Pick out all lines with the word "JSON" from the records that follow.

*** Input records ***

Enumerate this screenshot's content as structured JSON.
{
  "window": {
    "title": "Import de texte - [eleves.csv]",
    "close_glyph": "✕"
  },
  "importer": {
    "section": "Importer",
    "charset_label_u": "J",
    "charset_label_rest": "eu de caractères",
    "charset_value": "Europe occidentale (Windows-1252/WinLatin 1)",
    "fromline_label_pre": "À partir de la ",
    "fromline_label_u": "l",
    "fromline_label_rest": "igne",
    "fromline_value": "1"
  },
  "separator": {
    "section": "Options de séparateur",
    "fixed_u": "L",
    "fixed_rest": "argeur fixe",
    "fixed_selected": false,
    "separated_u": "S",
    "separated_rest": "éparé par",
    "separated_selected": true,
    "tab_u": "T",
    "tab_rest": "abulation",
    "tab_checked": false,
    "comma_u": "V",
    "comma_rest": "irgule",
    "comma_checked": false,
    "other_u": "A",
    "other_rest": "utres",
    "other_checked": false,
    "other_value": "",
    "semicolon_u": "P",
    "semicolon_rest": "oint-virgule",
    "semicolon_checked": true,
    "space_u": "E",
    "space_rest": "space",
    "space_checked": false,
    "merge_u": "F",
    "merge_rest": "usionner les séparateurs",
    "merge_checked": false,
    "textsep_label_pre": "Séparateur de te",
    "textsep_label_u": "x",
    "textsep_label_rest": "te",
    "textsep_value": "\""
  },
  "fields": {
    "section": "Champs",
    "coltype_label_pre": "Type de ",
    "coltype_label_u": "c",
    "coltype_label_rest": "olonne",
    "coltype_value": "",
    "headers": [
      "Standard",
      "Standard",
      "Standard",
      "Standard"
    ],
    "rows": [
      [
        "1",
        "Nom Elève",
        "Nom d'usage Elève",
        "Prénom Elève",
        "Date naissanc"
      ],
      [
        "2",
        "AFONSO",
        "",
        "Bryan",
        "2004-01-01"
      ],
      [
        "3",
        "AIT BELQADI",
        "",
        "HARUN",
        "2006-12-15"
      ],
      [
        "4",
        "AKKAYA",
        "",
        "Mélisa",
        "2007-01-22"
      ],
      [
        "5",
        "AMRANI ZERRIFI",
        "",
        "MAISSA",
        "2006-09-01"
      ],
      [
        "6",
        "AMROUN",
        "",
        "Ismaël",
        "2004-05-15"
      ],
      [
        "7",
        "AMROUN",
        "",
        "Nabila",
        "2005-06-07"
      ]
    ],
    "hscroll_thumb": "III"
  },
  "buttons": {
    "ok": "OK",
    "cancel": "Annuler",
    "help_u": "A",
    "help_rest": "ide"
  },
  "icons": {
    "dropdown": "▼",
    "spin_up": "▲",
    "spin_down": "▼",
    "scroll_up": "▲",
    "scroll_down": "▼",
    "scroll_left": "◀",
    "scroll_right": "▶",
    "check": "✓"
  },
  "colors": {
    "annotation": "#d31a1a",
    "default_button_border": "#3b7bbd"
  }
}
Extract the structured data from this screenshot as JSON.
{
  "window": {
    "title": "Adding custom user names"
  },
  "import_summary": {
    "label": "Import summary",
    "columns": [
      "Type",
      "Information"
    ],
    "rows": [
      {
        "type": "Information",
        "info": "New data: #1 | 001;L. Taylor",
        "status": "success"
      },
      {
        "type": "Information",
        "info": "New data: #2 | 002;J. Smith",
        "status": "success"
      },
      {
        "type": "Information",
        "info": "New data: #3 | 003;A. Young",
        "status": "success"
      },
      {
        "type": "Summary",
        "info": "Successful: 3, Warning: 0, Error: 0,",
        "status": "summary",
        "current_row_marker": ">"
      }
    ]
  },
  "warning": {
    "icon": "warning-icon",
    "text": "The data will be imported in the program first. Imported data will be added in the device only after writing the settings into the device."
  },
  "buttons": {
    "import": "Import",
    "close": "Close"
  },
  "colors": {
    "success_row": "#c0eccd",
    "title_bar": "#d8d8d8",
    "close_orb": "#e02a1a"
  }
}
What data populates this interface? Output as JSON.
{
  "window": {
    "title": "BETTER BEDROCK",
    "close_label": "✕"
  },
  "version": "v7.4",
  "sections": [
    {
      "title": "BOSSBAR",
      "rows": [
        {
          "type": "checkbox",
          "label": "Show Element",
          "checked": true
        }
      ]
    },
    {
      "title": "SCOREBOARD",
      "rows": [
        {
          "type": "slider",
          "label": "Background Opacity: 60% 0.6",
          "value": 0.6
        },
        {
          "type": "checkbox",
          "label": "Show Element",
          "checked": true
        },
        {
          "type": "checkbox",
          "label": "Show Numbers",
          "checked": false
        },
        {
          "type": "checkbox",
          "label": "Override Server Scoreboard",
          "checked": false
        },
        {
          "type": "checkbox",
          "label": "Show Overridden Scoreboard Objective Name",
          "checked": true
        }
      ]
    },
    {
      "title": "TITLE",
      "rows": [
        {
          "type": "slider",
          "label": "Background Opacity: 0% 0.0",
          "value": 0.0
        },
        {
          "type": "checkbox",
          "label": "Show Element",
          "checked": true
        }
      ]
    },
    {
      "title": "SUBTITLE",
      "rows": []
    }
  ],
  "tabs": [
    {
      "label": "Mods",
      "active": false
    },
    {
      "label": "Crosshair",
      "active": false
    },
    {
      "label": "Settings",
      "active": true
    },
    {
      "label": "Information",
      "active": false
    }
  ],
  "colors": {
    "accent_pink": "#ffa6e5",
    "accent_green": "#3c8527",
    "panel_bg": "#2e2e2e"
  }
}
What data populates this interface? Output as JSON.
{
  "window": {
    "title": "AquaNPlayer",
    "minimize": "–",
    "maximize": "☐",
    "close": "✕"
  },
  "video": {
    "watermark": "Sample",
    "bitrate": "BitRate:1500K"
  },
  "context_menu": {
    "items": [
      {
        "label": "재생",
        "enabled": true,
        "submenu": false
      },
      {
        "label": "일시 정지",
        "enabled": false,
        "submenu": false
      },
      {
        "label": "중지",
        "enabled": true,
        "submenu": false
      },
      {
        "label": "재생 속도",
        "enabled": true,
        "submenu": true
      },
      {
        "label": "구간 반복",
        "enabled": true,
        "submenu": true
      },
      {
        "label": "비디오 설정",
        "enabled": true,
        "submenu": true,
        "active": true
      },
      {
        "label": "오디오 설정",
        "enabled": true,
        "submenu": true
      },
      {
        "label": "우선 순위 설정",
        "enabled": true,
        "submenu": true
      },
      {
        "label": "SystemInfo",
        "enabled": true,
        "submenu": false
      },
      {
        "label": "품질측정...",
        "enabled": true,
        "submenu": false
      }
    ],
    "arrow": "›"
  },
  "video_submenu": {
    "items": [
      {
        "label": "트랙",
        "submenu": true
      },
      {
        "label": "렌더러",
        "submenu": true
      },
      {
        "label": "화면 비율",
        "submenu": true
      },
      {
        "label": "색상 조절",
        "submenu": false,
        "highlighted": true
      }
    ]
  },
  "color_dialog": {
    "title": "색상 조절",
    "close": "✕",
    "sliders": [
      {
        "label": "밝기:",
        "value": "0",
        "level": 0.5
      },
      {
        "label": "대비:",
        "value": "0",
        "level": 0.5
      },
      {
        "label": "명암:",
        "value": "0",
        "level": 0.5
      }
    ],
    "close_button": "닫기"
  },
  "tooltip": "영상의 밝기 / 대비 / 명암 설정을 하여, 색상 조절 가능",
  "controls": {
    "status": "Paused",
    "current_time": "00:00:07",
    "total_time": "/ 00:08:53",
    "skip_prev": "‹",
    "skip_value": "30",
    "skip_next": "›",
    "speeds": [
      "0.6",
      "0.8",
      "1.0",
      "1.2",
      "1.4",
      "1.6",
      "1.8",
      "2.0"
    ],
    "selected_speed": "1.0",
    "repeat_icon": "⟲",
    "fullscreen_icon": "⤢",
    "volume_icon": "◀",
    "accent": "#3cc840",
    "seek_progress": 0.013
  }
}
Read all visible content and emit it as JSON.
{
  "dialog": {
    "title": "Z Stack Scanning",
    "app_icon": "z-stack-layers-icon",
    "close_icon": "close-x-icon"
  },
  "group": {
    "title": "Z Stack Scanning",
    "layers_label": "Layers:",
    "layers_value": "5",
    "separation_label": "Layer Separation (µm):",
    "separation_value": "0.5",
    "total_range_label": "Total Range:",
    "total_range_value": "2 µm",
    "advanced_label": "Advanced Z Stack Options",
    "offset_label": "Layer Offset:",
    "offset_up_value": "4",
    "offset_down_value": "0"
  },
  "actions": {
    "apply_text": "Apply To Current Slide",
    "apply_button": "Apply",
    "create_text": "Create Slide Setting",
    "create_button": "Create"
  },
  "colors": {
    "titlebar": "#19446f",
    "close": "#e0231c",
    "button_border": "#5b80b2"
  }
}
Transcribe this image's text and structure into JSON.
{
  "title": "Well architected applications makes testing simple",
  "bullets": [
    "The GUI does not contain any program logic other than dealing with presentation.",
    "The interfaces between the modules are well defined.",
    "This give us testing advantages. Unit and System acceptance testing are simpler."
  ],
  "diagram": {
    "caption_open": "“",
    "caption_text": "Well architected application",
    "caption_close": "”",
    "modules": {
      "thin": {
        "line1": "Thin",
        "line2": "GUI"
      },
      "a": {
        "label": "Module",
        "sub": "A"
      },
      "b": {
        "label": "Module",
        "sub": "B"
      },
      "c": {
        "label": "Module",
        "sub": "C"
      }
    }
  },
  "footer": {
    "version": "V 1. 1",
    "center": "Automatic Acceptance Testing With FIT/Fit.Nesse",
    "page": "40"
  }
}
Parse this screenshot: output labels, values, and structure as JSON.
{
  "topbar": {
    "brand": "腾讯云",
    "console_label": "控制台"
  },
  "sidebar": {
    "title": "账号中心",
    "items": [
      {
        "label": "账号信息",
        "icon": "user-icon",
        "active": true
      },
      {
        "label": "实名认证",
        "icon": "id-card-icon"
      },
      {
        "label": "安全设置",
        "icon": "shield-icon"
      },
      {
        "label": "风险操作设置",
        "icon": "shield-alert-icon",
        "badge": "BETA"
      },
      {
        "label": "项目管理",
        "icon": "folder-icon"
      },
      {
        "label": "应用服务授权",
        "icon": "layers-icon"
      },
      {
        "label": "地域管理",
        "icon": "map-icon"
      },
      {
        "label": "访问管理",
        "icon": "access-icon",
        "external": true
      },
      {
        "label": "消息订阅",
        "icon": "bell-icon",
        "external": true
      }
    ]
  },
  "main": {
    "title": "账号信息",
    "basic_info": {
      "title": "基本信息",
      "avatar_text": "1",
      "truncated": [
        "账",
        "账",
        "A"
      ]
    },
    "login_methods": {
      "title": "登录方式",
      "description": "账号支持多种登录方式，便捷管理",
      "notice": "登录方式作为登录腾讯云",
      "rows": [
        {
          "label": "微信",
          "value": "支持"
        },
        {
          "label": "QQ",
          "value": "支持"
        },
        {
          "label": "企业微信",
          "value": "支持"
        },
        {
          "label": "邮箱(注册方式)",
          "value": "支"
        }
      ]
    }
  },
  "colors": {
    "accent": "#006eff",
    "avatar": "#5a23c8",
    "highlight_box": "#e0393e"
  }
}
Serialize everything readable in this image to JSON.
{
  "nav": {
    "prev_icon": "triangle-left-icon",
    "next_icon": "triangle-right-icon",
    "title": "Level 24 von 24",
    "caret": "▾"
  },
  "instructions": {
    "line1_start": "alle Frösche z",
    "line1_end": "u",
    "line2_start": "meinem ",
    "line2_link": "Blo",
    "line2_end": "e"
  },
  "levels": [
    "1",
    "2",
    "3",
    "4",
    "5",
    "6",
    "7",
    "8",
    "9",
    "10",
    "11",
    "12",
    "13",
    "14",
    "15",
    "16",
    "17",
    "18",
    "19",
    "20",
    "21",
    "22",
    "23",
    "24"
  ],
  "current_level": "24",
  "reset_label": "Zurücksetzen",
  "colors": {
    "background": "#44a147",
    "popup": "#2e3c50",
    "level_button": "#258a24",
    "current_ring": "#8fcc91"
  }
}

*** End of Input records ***

Worked solution:
Enumerate this screenshot's content as structured JSON.
Extract the structured data from this screenshot as JSON.
What data populates this interface? Output as JSON.
What data populates this interface? Output as JSON.
Read all visible content and emit it as JSON.
Transcribe this image's text and structure into JSON.
Parse this screenshot: output labels, values, and structure as JSON.
Serialize everything readable in this image to JSON.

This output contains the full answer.